http://digitalcommons.unl.edu/icwdm_usdanwrc/2187
Author(s):
Engeman, Richard M.; Avery, Michael L.; Shiels, Aaron B.; Berentsen, Are R.; VerCauteren, Kurt C.; Sugihara, Robert T.; Duffiney, Anthony G.; Clark, Craig S.; Eisemann, John D.
Tags:
Control; eradication; integrated pest management; management objectives; Life Sciences
article description

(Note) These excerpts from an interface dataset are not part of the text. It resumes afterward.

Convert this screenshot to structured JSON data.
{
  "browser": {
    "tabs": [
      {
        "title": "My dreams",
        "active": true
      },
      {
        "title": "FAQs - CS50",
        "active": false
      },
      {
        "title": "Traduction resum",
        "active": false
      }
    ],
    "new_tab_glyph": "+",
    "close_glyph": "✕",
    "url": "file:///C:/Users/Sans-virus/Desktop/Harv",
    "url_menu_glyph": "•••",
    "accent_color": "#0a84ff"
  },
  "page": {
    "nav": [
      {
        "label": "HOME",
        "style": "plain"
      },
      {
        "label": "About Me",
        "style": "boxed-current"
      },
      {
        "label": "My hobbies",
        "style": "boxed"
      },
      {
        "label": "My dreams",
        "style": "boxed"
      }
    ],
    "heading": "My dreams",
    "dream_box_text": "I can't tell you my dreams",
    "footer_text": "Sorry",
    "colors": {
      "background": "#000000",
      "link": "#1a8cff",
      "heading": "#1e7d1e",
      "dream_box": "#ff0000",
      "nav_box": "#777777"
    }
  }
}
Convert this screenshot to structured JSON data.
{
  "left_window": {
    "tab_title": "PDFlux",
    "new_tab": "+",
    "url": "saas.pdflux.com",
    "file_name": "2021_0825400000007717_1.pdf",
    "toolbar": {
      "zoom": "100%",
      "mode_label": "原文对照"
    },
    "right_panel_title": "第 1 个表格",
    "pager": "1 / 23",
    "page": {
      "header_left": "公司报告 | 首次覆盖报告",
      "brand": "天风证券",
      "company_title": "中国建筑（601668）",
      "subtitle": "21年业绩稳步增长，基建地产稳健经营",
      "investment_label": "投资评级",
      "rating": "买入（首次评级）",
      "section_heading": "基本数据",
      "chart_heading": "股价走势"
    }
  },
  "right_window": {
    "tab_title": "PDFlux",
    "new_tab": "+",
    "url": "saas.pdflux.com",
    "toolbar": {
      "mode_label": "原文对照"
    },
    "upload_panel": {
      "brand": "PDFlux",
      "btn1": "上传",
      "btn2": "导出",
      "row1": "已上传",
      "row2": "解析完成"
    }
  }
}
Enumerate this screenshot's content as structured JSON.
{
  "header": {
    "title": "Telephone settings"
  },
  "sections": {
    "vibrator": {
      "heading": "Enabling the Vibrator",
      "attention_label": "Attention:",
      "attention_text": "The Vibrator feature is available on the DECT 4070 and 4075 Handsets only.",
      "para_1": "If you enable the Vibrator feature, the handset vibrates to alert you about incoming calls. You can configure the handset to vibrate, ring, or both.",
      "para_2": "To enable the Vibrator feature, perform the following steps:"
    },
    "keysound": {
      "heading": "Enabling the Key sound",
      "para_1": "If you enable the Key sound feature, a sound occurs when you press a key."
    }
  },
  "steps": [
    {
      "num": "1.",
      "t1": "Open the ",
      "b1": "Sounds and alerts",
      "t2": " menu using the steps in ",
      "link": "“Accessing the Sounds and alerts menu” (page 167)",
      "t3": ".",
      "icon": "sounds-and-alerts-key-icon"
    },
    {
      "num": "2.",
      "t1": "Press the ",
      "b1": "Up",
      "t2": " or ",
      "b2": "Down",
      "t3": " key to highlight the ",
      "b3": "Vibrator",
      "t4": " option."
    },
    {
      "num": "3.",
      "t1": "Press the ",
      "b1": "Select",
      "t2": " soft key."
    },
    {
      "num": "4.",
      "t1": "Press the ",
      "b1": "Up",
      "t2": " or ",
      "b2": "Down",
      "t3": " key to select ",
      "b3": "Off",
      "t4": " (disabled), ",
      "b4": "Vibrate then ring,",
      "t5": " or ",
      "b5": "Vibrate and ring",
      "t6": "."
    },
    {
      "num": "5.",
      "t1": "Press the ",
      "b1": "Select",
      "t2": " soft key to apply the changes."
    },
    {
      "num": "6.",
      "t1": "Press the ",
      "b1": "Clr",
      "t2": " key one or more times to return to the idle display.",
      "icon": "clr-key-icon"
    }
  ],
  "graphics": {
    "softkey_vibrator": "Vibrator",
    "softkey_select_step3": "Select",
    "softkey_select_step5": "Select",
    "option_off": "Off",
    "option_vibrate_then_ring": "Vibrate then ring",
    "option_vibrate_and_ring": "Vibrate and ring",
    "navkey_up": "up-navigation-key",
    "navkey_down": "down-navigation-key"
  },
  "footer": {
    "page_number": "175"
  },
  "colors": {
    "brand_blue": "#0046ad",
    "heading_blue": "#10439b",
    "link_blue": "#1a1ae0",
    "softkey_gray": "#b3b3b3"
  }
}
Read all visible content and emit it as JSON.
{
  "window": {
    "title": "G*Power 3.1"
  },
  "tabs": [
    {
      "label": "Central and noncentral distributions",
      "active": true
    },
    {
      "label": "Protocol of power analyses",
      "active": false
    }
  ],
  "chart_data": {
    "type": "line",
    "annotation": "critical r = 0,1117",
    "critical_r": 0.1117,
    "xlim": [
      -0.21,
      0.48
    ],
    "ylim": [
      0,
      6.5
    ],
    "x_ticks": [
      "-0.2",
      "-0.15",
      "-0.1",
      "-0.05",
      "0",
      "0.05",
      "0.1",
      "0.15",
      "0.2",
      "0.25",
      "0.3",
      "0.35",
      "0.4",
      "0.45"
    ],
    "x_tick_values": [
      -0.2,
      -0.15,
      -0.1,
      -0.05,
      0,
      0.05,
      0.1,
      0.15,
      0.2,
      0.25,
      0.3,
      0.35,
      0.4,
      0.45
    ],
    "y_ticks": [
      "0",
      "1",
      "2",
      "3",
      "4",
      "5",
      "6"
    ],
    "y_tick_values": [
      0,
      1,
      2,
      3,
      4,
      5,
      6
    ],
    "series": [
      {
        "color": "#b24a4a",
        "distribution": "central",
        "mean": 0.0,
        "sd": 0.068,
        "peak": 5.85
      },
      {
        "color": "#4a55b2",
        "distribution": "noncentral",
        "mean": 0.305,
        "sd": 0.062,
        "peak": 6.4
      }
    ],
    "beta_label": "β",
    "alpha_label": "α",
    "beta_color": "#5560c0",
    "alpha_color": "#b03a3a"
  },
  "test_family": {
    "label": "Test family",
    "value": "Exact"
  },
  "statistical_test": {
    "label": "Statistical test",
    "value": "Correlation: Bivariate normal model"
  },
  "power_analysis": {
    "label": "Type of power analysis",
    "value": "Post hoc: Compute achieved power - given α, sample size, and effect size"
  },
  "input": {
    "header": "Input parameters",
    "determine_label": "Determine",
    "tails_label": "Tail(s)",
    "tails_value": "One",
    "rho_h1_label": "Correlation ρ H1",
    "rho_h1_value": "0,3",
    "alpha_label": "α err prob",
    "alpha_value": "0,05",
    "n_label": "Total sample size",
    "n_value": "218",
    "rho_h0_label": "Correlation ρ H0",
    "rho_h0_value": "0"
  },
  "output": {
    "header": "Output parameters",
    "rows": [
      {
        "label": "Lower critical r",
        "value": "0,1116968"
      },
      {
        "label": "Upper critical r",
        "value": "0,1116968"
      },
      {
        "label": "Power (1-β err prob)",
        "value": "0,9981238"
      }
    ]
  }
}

A wide array of sizes, ecosystems, cultures, and invasive wildlife are represented among inhabited islands. Here, six cases from the United States of America (US) are selected to illustrate the high diversity of invasive animal management issues and objectives. We outline the background, define the problems and management objectives. We identify the management approaches and discuss the results and influences as they specifically relate to inhabited islands. The examples are: (1) Gambian giant pouched rats on Grassy Key, Florida; (2) coqui frogs on Kaua’i, Hawai’i; (3) feral swine on Cayo Costa Island, Florida; (4) rodents and monitor lizards on Cocos Island, Guam; (5) black spiny-tailed iguanas (ctenosaurs) on Gasparilla Island, Florida; and (6) mongooses on Puerto Rico. The outcomes of the programs are discussed, particularly in relation to the impact of human habitation on success.